Interface dataset entries
------------------------------

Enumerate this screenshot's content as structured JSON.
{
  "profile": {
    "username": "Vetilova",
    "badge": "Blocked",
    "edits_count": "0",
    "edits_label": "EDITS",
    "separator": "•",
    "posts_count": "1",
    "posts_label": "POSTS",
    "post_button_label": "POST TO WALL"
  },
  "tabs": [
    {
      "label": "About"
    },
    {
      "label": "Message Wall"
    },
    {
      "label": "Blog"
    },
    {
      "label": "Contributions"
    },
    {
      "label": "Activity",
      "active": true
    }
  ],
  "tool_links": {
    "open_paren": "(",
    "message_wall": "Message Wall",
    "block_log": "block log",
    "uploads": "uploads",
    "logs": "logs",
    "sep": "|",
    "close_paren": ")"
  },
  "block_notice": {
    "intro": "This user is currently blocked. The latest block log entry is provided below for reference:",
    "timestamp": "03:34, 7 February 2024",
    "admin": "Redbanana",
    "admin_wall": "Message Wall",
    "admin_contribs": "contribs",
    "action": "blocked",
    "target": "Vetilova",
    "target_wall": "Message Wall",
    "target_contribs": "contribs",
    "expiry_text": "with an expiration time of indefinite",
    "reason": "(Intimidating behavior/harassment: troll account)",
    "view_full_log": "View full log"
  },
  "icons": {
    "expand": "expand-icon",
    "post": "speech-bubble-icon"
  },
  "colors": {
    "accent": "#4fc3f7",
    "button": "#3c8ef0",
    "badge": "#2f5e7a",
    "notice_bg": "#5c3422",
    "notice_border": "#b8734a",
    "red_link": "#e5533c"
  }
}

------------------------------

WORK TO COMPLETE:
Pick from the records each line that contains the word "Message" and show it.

RESULT OF THE EXERCISE:
      "label": "Message Wall"
    "message_wall": "Message Wall",
    "admin_wall": "Message Wall",
    "target_wall": "Message Wall",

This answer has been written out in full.